And the good doctor. Who did these acts over decades, survived multiple investigations, listened to the victims’ statements, had already been convicted of and sentenced for child pornography charges and STILL wrote to the judge, “Hell hath no fury like of a woman scorned.” Nearly unbelievable. And the judge herself. Was her behavior too much to be impartial?
What about the journalist who pursued the case, seeking justice? What about the current Department of Education, which will be reviewing the way MSU handled this. What about the dominance and protection of sports in a collegiate setting. Too many What Abouts…
Yes, it is surely hard to know where to begin.
Monday, January 29, 2018
Excerpt from the State of the Union address, Jan. 6, 1941, President Franklin Delano Roosevelt:
"In the future days, which we seek to make secure, we look forward to a world founded upon four essential human freedoms.
The first is freedom of speech and expression—everywhere in the world.
The second is freedom of every person to worship God in his own way—everywhere in the world.
The third is freedom from want—which, translated into world terms, means economic understandings which will secure to every nation a healthy peacetime life for its inhabitants-everywhere in the world.
The fourth is freedom from fear—which, translated into world terms, means a world-wide reduction of armaments to such a point and in such a thorough fashion that no nation will be in a position to commit an act of physical aggression against any neighbor—anywhere in the world.
That is no vision of a distant millennium. It is a definite basis for a kind of world attainable in our own time and generation. That kind of world is the very antithesis of the so-called new order of tyranny which the dictators seek to create with the crash of a bomb.
To that new order we oppose the greater conception—the moral order. A good society is able to face schemes of world domination and foreign revolutions alike without fear."
Sunday, January 28, 2018
On January 11, 2018, New Orleans City Counsel passed a resolution that required the city to screen investments to assure that those investments in corporations that profited from human rights abuses were not part of the city's investment portfolio. New Orleans led the nation in passing this resolution. Promoters of the resolution noted the impact that de-investment had on ending apartheid.
Amnesty International USA called the resolution "a positive step for the city in guaranteeing that public funds are not used to support or facilitate the suffering of others through violations of not only the city's values, but also of international human rights and humanitarian law.
Yet, the day after passage, the Mayor announced that he would not abide by the terms of the resolution.
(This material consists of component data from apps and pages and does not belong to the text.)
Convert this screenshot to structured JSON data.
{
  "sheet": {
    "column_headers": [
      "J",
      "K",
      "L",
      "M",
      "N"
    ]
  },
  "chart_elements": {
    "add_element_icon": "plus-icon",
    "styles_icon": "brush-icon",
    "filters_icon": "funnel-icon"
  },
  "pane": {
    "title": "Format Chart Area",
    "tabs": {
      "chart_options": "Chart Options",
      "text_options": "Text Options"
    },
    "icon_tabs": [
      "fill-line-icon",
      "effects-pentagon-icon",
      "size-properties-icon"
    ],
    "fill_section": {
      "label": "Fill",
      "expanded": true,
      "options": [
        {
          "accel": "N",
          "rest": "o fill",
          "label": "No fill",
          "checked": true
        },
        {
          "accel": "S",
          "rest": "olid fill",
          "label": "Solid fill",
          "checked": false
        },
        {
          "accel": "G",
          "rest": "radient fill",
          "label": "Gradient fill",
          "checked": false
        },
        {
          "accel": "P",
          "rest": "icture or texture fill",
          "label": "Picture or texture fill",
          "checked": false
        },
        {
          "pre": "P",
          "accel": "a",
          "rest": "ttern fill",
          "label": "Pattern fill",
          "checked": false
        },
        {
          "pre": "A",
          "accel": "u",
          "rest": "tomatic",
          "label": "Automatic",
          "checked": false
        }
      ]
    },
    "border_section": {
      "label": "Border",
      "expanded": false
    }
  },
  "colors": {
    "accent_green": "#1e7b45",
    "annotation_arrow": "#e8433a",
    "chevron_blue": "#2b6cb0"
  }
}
Despite the fact that resolution developed over one year, the Mayor claimed that the resolution was not sufficiently considered. And some council members voiced concerns that implementation of the resolution would be used to single out Israel. Despite the length of time it took for this resolution to pass, apparently the opposition developed not because of concern over the principles but concern over the Solidarity Committee's sponsorship.
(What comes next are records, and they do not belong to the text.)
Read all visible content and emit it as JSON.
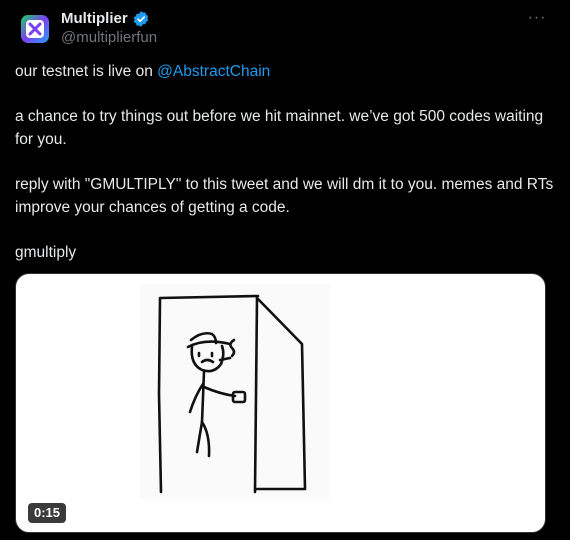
{
  "author": {
    "display_name": "Multiplier",
    "handle": "@multiplierfun",
    "avatar_icon": "multiplier-logo-icon",
    "verified": true
  },
  "more_icon": "more-options-icon",
  "more_label": "···",
  "tweet": {
    "line1_prefix": "our testnet is live on ",
    "mention": "@AbstractChain",
    "paragraph2": "a chance to try things out before we hit mainnet. we’ve got 500 codes waiting for you.",
    "paragraph3": "reply with \"GMULTIPLY\" to this tweet and we will dm it to you. memes and RTs improve your chances of getting a code.",
    "paragraph4": "gmultiply"
  },
  "media": {
    "type": "video",
    "thumbnail_icon": "stick-figure-doorway-drawing",
    "duration": "0:15"
  },
  "colors": {
    "background": "#000000",
    "text": "#e7e9ea",
    "secondary": "#71767b",
    "link": "#1d9bf0",
    "verified": "#1d9bf0"
  }
}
What was absent from the process was a conversation around implementation, which was to happen by committee. Implementation of any human rights act can be complicated, but the hasty withdrawal of the resolution left no room for discussion on which companies would be affected and how investment and de-investment decisions would be made. Decisions made out of fair undermine human rights endeavors.
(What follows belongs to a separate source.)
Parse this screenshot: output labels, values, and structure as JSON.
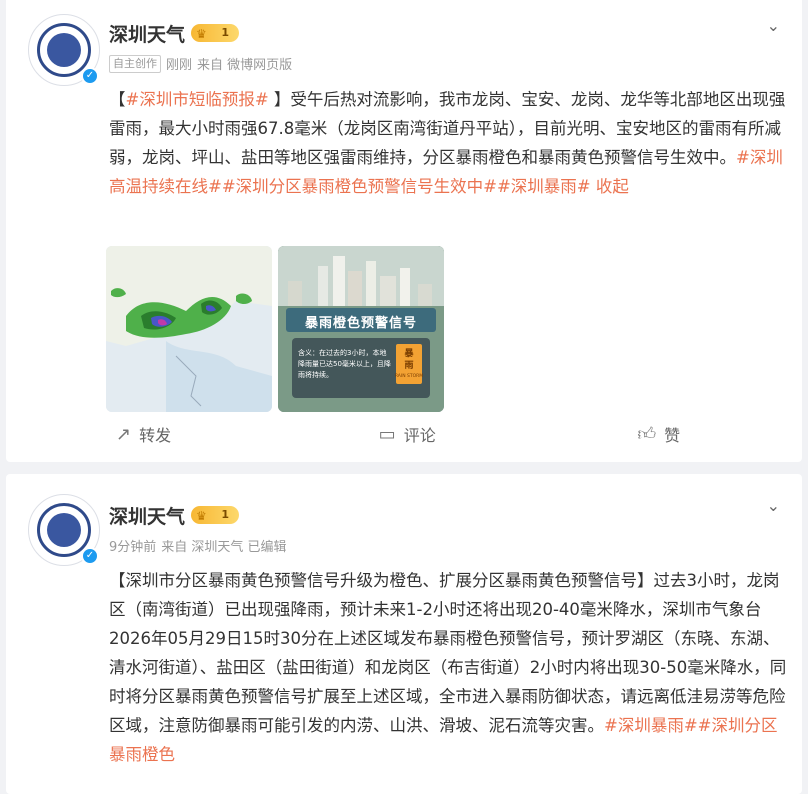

Two unknowns overshadow the situation: whether there is any room to reach an understanding that would address the all concerns, given the political charge of the situation. Also, will the reversal of this resolution, and the resulting distrust, cause undue scrutiny of future, unrelated human rights resolutions.